The map was almost certainly used by a military officer travelling from Kansas City up the Missouri River to Fort Buford, then along the Yellowstone River to the Bozeman area and Virginia City, then on to Salt Lake City, before returned to Kansas City via Fort Bridgerand South Fork (or the opposite direction would also be possible). The route to the Gold Regions from Kansas City to the Denver area is shown.

The map includes some excellent early manuscript notes and was clearly used in the field by an early traveller, quite possibly someone in the party led by Colonel Delos Bennett Sackett, who toured the Forts of the Upper Missouri in May and June of 1866, as part of a greater mission to investigate the various routes to the Gold Region around Virginia City in Montana Territory. The map indeed locates several of the routes to Virginia City then being advocated.

Turning to the manuscript additions to the map, Old Fort Sully (1863-1866) is located, as are Fort Thompson (founded 1863), Fort Rice (1864-1878), Ft Buford (establish June 1866) and a mysterious Fort Sackett (located at the future location of the second Fort Sully), almost certainly named (by the owner of the map) for Colonel Sackett, who was responsible for the directive that Fort Sully be relocated up river to a new location, which was done in May 1866, immediately following Col. Sackett's visit. This strongly suggests that the maker of the map was present during the time the fort was being relocated, as we find no record of the fort ever officially being named for Sackett and we could not locate any record of the name "Fort Sackett" in Dakota Territory being used on a map or otherwise (Fort Sackett is also the name of an early fort in New York).

One of the most fascinating additions is the location of Eagle Rock Bridge, crossing the Snake River just above Idaho Falls.
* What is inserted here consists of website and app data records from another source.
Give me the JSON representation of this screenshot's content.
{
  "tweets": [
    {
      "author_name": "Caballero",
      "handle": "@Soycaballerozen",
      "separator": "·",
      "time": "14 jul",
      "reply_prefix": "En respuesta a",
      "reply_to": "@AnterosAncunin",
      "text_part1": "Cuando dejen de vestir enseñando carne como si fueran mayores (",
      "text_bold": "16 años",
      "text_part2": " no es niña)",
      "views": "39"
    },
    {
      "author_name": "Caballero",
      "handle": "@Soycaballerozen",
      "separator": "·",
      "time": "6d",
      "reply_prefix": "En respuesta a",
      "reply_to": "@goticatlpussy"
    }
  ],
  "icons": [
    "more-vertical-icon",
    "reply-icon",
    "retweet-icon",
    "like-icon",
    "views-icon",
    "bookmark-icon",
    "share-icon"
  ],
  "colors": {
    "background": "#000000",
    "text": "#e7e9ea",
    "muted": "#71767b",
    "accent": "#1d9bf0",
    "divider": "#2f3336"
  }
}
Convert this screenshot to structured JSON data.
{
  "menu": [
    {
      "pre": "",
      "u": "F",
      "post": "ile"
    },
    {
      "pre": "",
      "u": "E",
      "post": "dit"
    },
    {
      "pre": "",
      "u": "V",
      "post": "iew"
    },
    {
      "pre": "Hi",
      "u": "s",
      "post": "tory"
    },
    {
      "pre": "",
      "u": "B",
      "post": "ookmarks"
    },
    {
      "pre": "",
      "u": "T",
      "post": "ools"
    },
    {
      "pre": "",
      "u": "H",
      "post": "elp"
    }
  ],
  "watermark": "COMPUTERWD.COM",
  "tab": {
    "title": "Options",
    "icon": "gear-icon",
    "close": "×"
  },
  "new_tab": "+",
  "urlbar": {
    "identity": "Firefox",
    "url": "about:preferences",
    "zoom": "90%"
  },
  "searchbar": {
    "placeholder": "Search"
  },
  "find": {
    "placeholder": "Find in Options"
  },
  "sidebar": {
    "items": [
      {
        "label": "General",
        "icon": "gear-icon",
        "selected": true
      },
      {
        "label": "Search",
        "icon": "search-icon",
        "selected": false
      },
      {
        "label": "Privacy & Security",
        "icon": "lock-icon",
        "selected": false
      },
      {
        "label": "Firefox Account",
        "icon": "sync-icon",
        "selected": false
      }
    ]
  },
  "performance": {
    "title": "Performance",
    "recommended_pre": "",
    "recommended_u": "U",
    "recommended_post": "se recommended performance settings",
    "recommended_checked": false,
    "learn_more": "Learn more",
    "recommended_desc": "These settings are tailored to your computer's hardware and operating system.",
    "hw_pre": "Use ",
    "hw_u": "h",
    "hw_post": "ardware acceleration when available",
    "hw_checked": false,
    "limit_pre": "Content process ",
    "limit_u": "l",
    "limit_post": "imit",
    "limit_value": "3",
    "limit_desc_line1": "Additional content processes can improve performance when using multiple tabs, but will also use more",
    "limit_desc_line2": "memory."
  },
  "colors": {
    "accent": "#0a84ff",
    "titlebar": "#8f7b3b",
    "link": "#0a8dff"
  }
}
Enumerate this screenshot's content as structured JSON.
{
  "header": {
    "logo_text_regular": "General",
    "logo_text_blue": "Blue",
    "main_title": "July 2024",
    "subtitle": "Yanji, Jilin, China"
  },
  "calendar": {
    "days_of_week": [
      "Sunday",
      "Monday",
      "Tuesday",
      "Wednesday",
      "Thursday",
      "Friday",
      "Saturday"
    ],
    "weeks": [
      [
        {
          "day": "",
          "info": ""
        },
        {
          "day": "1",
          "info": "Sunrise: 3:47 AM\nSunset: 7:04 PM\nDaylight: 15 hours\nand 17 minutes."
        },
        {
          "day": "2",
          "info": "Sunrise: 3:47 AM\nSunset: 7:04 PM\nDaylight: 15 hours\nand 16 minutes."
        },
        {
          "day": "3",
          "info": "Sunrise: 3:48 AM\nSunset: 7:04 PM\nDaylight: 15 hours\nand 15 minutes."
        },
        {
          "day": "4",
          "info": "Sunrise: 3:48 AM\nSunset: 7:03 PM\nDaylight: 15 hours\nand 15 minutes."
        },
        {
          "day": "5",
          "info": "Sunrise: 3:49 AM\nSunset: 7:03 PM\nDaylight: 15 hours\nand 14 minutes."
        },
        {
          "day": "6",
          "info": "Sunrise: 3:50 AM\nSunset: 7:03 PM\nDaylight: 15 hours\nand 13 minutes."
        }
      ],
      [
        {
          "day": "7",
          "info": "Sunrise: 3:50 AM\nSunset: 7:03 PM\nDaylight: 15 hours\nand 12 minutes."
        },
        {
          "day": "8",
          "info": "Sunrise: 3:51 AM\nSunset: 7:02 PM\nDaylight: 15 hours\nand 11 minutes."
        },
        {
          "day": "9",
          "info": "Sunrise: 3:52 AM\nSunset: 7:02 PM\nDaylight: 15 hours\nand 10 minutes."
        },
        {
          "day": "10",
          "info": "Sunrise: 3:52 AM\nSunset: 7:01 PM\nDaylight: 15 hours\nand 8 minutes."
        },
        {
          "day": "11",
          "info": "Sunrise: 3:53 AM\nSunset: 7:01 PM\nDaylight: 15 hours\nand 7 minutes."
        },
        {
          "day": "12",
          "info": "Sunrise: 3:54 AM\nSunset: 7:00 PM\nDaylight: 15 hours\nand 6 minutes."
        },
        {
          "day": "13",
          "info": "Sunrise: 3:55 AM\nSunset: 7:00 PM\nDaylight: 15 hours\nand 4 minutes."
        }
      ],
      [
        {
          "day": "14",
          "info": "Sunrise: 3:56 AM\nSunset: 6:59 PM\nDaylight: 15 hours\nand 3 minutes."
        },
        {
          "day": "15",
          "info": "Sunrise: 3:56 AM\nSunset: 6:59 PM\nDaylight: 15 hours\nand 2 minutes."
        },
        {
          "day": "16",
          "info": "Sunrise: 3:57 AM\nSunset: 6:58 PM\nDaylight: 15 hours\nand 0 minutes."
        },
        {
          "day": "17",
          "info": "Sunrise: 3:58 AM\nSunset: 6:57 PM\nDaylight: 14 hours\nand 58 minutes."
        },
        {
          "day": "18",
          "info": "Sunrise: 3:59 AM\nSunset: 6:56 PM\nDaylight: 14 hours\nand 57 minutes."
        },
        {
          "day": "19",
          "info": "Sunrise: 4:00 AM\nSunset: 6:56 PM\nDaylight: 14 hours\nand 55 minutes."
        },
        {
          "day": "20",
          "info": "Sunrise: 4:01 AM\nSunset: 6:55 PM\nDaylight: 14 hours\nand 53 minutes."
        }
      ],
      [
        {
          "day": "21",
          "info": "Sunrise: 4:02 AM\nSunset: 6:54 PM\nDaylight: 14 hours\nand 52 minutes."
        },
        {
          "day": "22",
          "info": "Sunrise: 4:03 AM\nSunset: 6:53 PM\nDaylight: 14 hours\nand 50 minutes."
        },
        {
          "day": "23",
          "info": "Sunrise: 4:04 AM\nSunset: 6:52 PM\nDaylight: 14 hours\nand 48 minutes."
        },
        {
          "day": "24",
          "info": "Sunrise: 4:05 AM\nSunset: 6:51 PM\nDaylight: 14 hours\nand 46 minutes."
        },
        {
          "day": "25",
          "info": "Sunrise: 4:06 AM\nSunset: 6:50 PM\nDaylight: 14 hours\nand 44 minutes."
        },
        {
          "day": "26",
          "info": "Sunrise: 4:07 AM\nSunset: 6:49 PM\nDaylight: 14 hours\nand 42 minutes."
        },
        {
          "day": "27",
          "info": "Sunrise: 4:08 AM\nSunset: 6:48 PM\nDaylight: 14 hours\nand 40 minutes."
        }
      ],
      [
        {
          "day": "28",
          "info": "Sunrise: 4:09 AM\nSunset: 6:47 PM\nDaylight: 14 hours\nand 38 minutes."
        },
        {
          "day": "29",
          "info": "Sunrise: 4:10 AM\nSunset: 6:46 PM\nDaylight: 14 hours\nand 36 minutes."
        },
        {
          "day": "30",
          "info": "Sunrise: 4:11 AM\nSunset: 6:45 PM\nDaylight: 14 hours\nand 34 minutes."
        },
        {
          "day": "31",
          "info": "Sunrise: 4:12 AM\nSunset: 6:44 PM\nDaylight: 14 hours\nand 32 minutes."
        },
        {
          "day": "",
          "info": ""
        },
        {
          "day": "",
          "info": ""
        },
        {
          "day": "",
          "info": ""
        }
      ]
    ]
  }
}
The Eagle Rock Ferry was established in 1863 by Harry Rickard and William Hickman, with the idea of creating a shorter route for Upper Missouri gold miners and westward emigrants. The first crossing occured on June 20, 1863. The Ferry was named for eagles nesting on the rocks above the crossing. In May 1863, General Patrick Conner sent a 45 man detachment from Soda Springs to determine the shortest route to Eagle Rock Ferry. In the Summer of 1864, James Madison Taylor came to the area to construct stage stations for the Salt Lake-Virginia City branch of Ben Holladay's Overland Stage. He chose the Eagle Rock Ferry and purchased the ferry from Rickard and Hickman. Thereafter, Taylor joined with Edgar Morgan and William Bartlett to form the Oneida Road, Bridge and Ferry Company, which received a bridge and ferry franchse from the Territorial Legislature on December 10, 1864. In the Summer of 1865, Taylor completed his bridge, which became one of the most important routes in the region.

The map also notes "Boseman Cy" and Virginia City. Because the map's annotations are in a combination of pencil and two different inks, it may reasonably be surmised that the manuscript is either the work of more than one person or a field map used over an extended period of time by a military officer travelling through the region. Link to verso name here:

Condition Description
Dissected and laid on linen. Includes manuscript notes and additions
History of Eagle Rock Ferry is from Idaho Historical State Society Reference Series, Eagle Rock Ferry, Number 71, Revised 1982.